Your assignment: In the data below, the copy begins at the line containing "Transcribe this image's" and runs through the last line; repeat those lines exactly, minus the pictures.

# # #

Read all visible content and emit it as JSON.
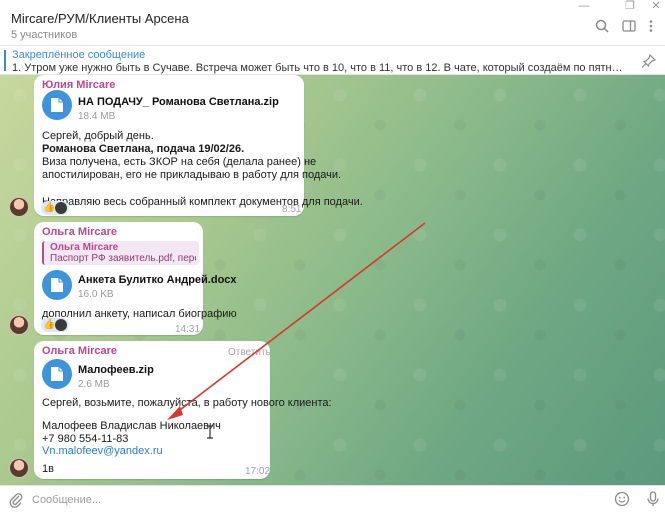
{
  "header": {
    "title": "Mircare/РУМ/Клиенты Арсена",
    "subtitle": "5 участников"
  },
  "pinned": {
    "label": "Закреплённое сообщение",
    "text": "1. Утром уже нужно быть в Сучаве. Встреча может быть что в 10, что в 11, что в 12. В чате, который создаём по пятницам, там будет информирование уже ..."
  },
  "messages": [
    {
      "sender": "Юлия Mircare",
      "file": {
        "name": "НА ПОДАЧУ_ Романова Светлана.zip",
        "size": "18.4 MB"
      },
      "lines": [
        "Сергей, добрый день.",
        "Романова Светлана, подача 19/02/26.",
        "Виза получена,  есть ЗКОР на себя (делала ранее) не",
        "апостилирован, его не  прикладываю в работу для подачи.",
        "",
        "Направляю весь собранный комплект документов для подачи."
      ],
      "time": "8:51"
    },
    {
      "sender": "Ольга Mircare",
      "quote": {
        "name": "Ольга Mircare",
        "text": "Паспорт РФ заявитель.pdf, пересл..."
      },
      "file": {
        "name": "Анкета Булитко Андрей.docx",
        "size": "16.0 KB"
      },
      "lines": [
        "дополнил анкету, написал биографию"
      ],
      "time": "14:31"
    },
    {
      "sender": "Ольга Mircare",
      "reply_label": "Ответить",
      "file": {
        "name": "Малофеев.zip",
        "size": "2.6 MB"
      },
      "lines": [
        "Сергей, возьмите, пожалуйста, в работу нового клиента:",
        "",
        "Малофеев Владислав Николаевич",
        "+7 980 554-11-83"
      ],
      "email": "Vn.malofeev@yandex.ru",
      "footer": "1в",
      "time": "17:02"
    }
  ],
  "composer": {
    "placeholder": "Сообщение..."
  },
  "icons": [
    "search-icon",
    "more-icon",
    "pin-icon",
    "paperclip-icon",
    "emoji-icon",
    "microphone-icon",
    "file-icon"
  ],
  "colors": {
    "accent": "#3a8cd1",
    "sender": "#c0458d",
    "arrow": "#d43a2f"
  }
}
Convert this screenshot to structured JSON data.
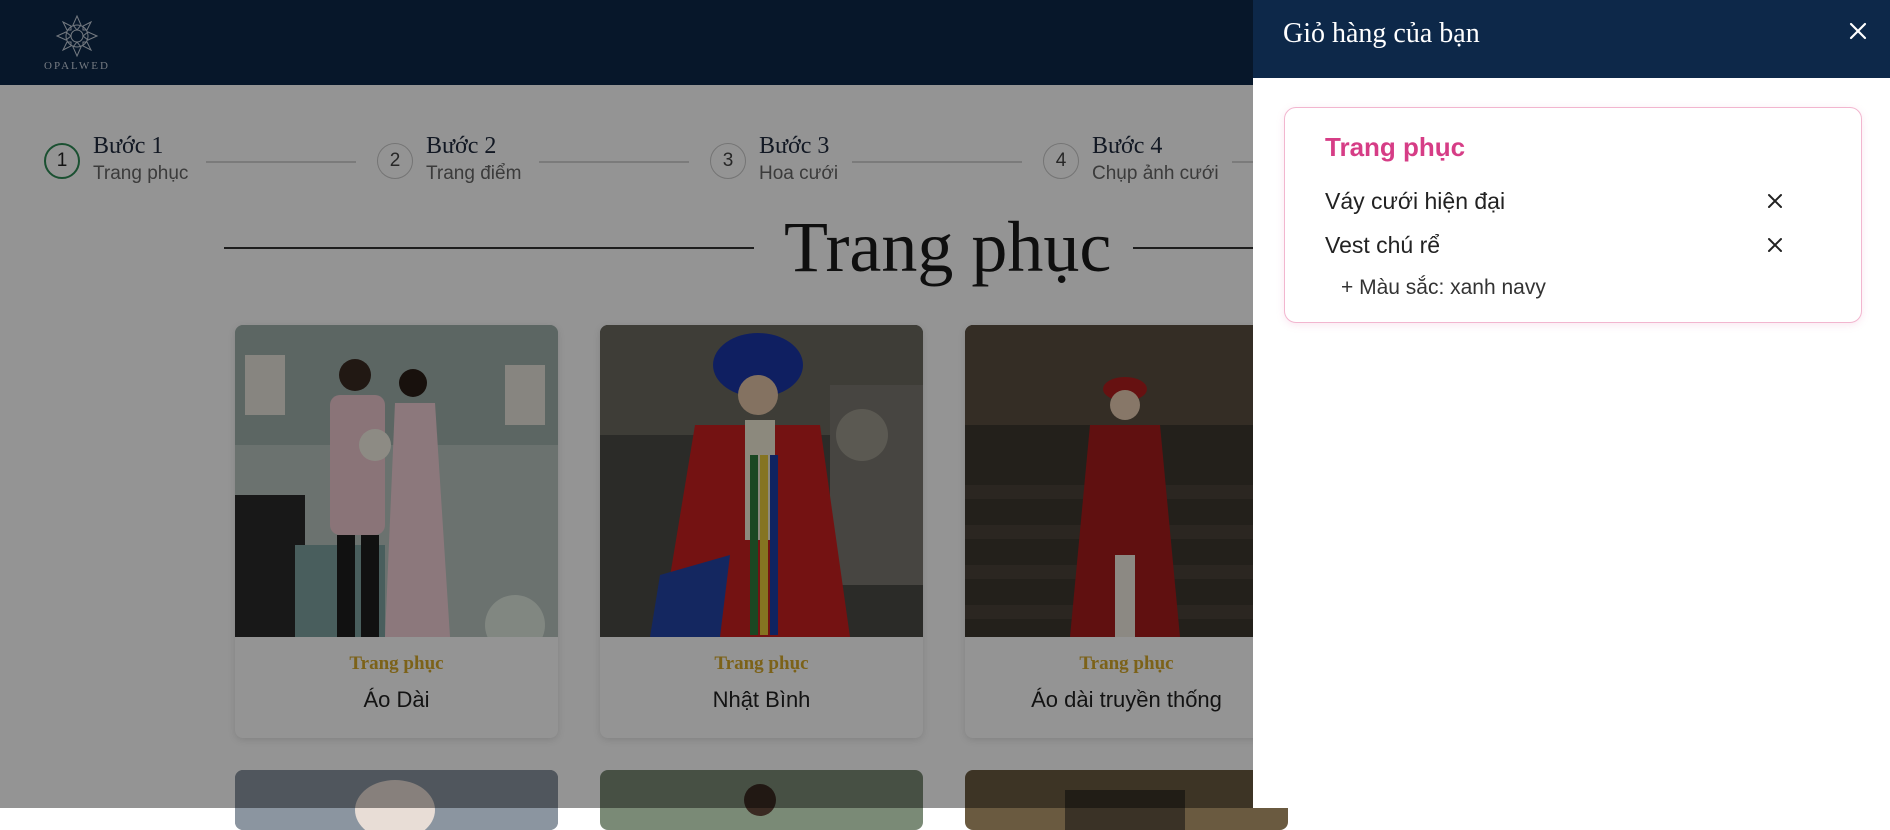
{
  "header": {
    "logo_text": "OPALWED"
  },
  "steps": [
    {
      "number": "1",
      "title": "Bước 1",
      "subtitle": "Trang phục",
      "active": true
    },
    {
      "number": "2",
      "title": "Bước 2",
      "subtitle": "Trang điểm",
      "active": false
    },
    {
      "number": "3",
      "title": "Bước 3",
      "subtitle": "Hoa cưới",
      "active": false
    },
    {
      "number": "4",
      "title": "Bước 4",
      "subtitle": "Chụp ảnh cưới",
      "active": false
    }
  ],
  "section": {
    "title": "Trang phục"
  },
  "products": [
    {
      "category": "Trang phục",
      "name": "Áo Dài"
    },
    {
      "category": "Trang phục",
      "name": "Nhật Bình"
    },
    {
      "category": "Trang phục",
      "name": "Áo dài truyền thống"
    }
  ],
  "cart": {
    "title": "Giỏ hàng của bạn",
    "category": "Trang phục",
    "items": [
      {
        "name": "Váy cưới hiện đại"
      },
      {
        "name": "Vest chú rể"
      }
    ],
    "option": "+ Màu sắc: xanh navy"
  },
  "colors": {
    "navy": "#0d2849",
    "gold": "#d6a92b",
    "pink": "#d63d86",
    "green": "#2d8a55"
  },
  "icons": [
    "mandala-logo-icon",
    "close-icon",
    "remove-item-icon"
  ]
}
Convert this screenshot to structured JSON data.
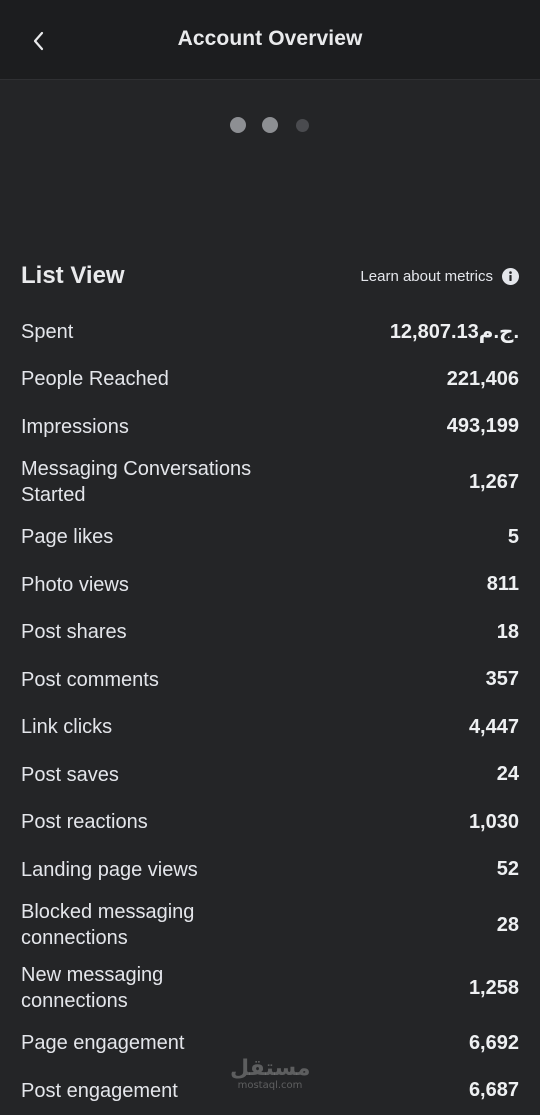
{
  "header": {
    "title": "Account Overview",
    "back_icon": "chevron-left-icon"
  },
  "pager": {
    "pages": 3,
    "active_index": 0
  },
  "list": {
    "title": "List View",
    "learn_label": "Learn about metrics",
    "info_icon": "info-icon",
    "rows": [
      {
        "label": "Spent",
        "value": "12,807.13ج.م."
      },
      {
        "label": "People Reached",
        "value": "221,406"
      },
      {
        "label": "Impressions",
        "value": "493,199"
      },
      {
        "label": "Messaging Conversations Started",
        "value": "1,267"
      },
      {
        "label": "Page likes",
        "value": "5"
      },
      {
        "label": "Photo views",
        "value": "811"
      },
      {
        "label": "Post shares",
        "value": "18"
      },
      {
        "label": "Post comments",
        "value": "357"
      },
      {
        "label": "Link clicks",
        "value": "4,447"
      },
      {
        "label": "Post saves",
        "value": "24"
      },
      {
        "label": "Post reactions",
        "value": "1,030"
      },
      {
        "label": "Landing page views",
        "value": "52"
      },
      {
        "label": "Blocked messaging connections",
        "value": "28"
      },
      {
        "label": "New messaging connections",
        "value": "1,258"
      },
      {
        "label": "Page engagement",
        "value": "6,692"
      },
      {
        "label": "Post engagement",
        "value": "6,687"
      }
    ]
  },
  "watermark": {
    "arabic": "مستقل",
    "latin": "mostaql.com"
  }
}
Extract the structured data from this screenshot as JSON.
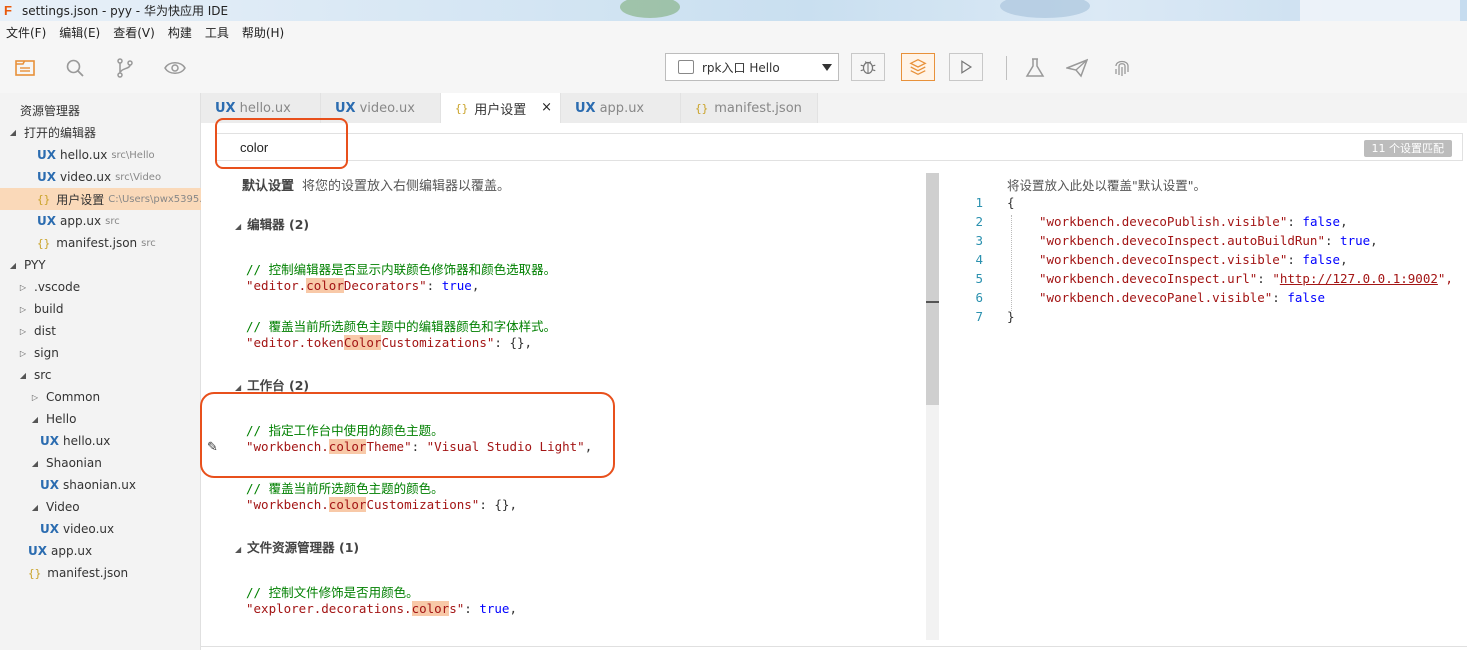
{
  "window": {
    "title": "settings.json - pyy - 华为快应用 IDE",
    "app_icon": "F"
  },
  "menu": [
    "文件(F)",
    "编辑(E)",
    "查看(V)",
    "构建",
    "工具",
    "帮助(H)"
  ],
  "toolbar": {
    "left_icons": [
      "explorer-icon",
      "search-icon",
      "source-control-icon",
      "preview-eye-icon"
    ],
    "run_config": "rpk入口 Hello",
    "right_icons": [
      "debug-bug-icon",
      "layers-icon",
      "run-play-icon",
      "flask-icon",
      "send-icon",
      "fingerprint-icon"
    ]
  },
  "sidebar": {
    "rows": [
      {
        "label": "资源管理器"
      },
      {
        "label": "打开的编辑器"
      },
      {
        "label": "hello.ux",
        "path": "src\\Hello"
      },
      {
        "label": "video.ux",
        "path": "src\\Video"
      },
      {
        "label": "用户设置",
        "path": "C:\\Users\\pwx5395..."
      },
      {
        "label": "app.ux",
        "path": "src"
      },
      {
        "label": "manifest.json",
        "path": "src"
      },
      {
        "label": "PYY"
      },
      {
        "label": ".vscode"
      },
      {
        "label": "build"
      },
      {
        "label": "dist"
      },
      {
        "label": "sign"
      },
      {
        "label": "src"
      },
      {
        "label": "Common"
      },
      {
        "label": "Hello"
      },
      {
        "label": "hello.ux"
      },
      {
        "label": "Shaonian"
      },
      {
        "label": "shaonian.ux"
      },
      {
        "label": "Video"
      },
      {
        "label": "video.ux"
      },
      {
        "label": "app.ux"
      },
      {
        "label": "manifest.json"
      }
    ],
    "ux_badge": "UX",
    "json_badge": "{}"
  },
  "tabs": [
    {
      "label": "hello.ux"
    },
    {
      "label": "video.ux"
    },
    {
      "label": "用户设置",
      "close": "×"
    },
    {
      "label": "app.ux"
    },
    {
      "label": "manifest.json"
    }
  ],
  "search": {
    "value": "color",
    "match_count": "11 个设置匹配"
  },
  "defaults_pane": {
    "title": "默认设置",
    "subtitle": "将您的设置放入右侧编辑器以覆盖。",
    "sections": [
      {
        "name": "编辑器 (2)"
      },
      {
        "name": "工作台 (2)"
      },
      {
        "name": "文件资源管理器 (1)"
      }
    ],
    "lines": {
      "c1": "// 控制编辑器是否显示内联颜色修饰器和颜色选取器。",
      "k1a": "\"editor.",
      "k1h": "color",
      "k1b": "Decorators\"",
      "v1": "true",
      "c2": "// 覆盖当前所选颜色主题中的编辑器颜色和字体样式。",
      "k2a": "\"editor.token",
      "k2h": "Color",
      "k2b": "Customizations\"",
      "v2": "{}",
      "c3": "// 指定工作台中使用的颜色主题。",
      "k3a": "\"workbench.",
      "k3h": "color",
      "k3b": "Theme\"",
      "v3": "\"Visual Studio Light\"",
      "c4": "// 覆盖当前所选颜色主题的颜色。",
      "k4a": "\"workbench.",
      "k4h": "color",
      "k4b": "Customizations\"",
      "v4": "{}",
      "c5": "// 控制文件修饰是否用颜色。",
      "k5a": "\"explorer.decorations.",
      "k5h": "color",
      "k5b": "s\"",
      "v5": "true"
    }
  },
  "user_pane": {
    "hint": "将设置放入此处以覆盖\"默认设置\"。",
    "line_numbers": [
      "1",
      "2",
      "3",
      "4",
      "5",
      "6",
      "7"
    ],
    "entries": [
      {
        "key": "\"workbench.devecoPublish.visible\"",
        "value": "false",
        "tail": ","
      },
      {
        "key": "\"workbench.devecoInspect.autoBuildRun\"",
        "value": "true",
        "tail": ","
      },
      {
        "key": "\"workbench.devecoInspect.visible\"",
        "value": "false",
        "tail": ","
      },
      {
        "key": "\"workbench.devecoInspect.url\"",
        "value": "http://127.0.0.1:9002",
        "tail": "\","
      },
      {
        "key": "\"workbench.devecoPanel.visible\"",
        "value": "false",
        "tail": ""
      }
    ],
    "open_brace": "{",
    "close_brace": "}"
  },
  "colors": {
    "accent": "#e8913a",
    "highlight_box": "#e8501c",
    "selection": "#fad9b9",
    "ux_badge": "#2b6cb0"
  }
}
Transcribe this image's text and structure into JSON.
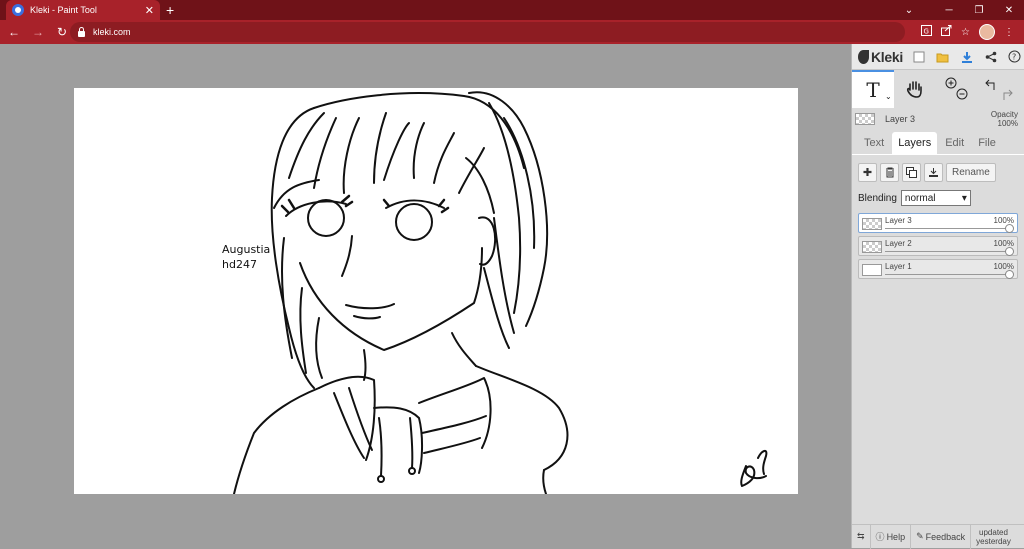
{
  "browser": {
    "tab_title": "Kleki - Paint Tool",
    "tab_close": "✕",
    "new_tab": "+",
    "url": "kleki.com",
    "back": "←",
    "forward": "→",
    "reload": "↻",
    "win_chevron": "⌄",
    "win_min": "─",
    "win_restore": "❐",
    "win_close": "✕"
  },
  "canvas": {
    "text_lines": [
      "Augustia",
      "hd247"
    ]
  },
  "panel": {
    "logo": "Kleki",
    "current_layer": "Layer 3",
    "opacity_label": "Opacity",
    "opacity_value": "100%",
    "tabs": [
      {
        "label": "Text"
      },
      {
        "label": "Layers"
      },
      {
        "label": "Edit"
      },
      {
        "label": "File"
      }
    ],
    "rename_label": "Rename",
    "blending_label": "Blending",
    "blending_value": "normal",
    "layers": [
      {
        "name": "Layer 3",
        "opacity": "100%"
      },
      {
        "name": "Layer 2",
        "opacity": "100%"
      },
      {
        "name": "Layer 1",
        "opacity": "100%"
      }
    ],
    "footer": {
      "help": "Help",
      "feedback": "Feedback",
      "updated_line1": "updated",
      "updated_line2": "yesterday"
    }
  },
  "colors": {
    "browser_accent": "#a8222a",
    "tab_strip": "#6f1218",
    "workspace": "#9e9e9e",
    "panel": "#dcdcdc",
    "selection": "#4a90e2"
  }
}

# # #

Response to the task:
Transcribe this image's text and structure into JSON.
{
  "browser": {
    "tab_title": "Kleki - Paint Tool",
    "tab_close": "✕",
    "new_tab": "+",
    "url": "kleki.com",
    "back": "←",
    "forward": "→",
    "reload": "↻",
    "win_chevron": "⌄",
    "win_min": "─",
    "win_restore": "❐",
    "win_close": "✕"
  },
  "canvas": {
    "text_lines": [
      "Augustia",
      "hd247"
    ]
  },
  "panel": {
    "logo": "Kleki",
    "current_layer": "Layer 3",
    "opacity_label": "Opacity",
    "opacity_value": "100%",
    "tabs": [
      {
        "label": "Text"
      },
      {
        "label": "Layers"
      },
      {
        "label": "Edit"
      },
      {
        "label": "File"
      }
    ],
    "rename_label": "Rename",
    "blending_label": "Blending",
    "blending_value": "normal",
    "layers": [
      {
        "name": "Layer 3",
        "opacity": "100%"
      },
      {
        "name": "Layer 2",
        "opacity": "100%"
      },
      {
        "name": "Layer 1",
        "opacity": "100%"
      }
    ],
    "footer": {
      "help": "Help",
      "feedback": "Feedback",
      "updated_line1": "updated",
      "updated_line2": "yesterday"
    }
  },
  "colors": {
    "browser_accent": "#a8222a",
    "tab_strip": "#6f1218",
    "workspace": "#9e9e9e",
    "panel": "#dcdcdc",
    "selection": "#4a90e2"
  }
}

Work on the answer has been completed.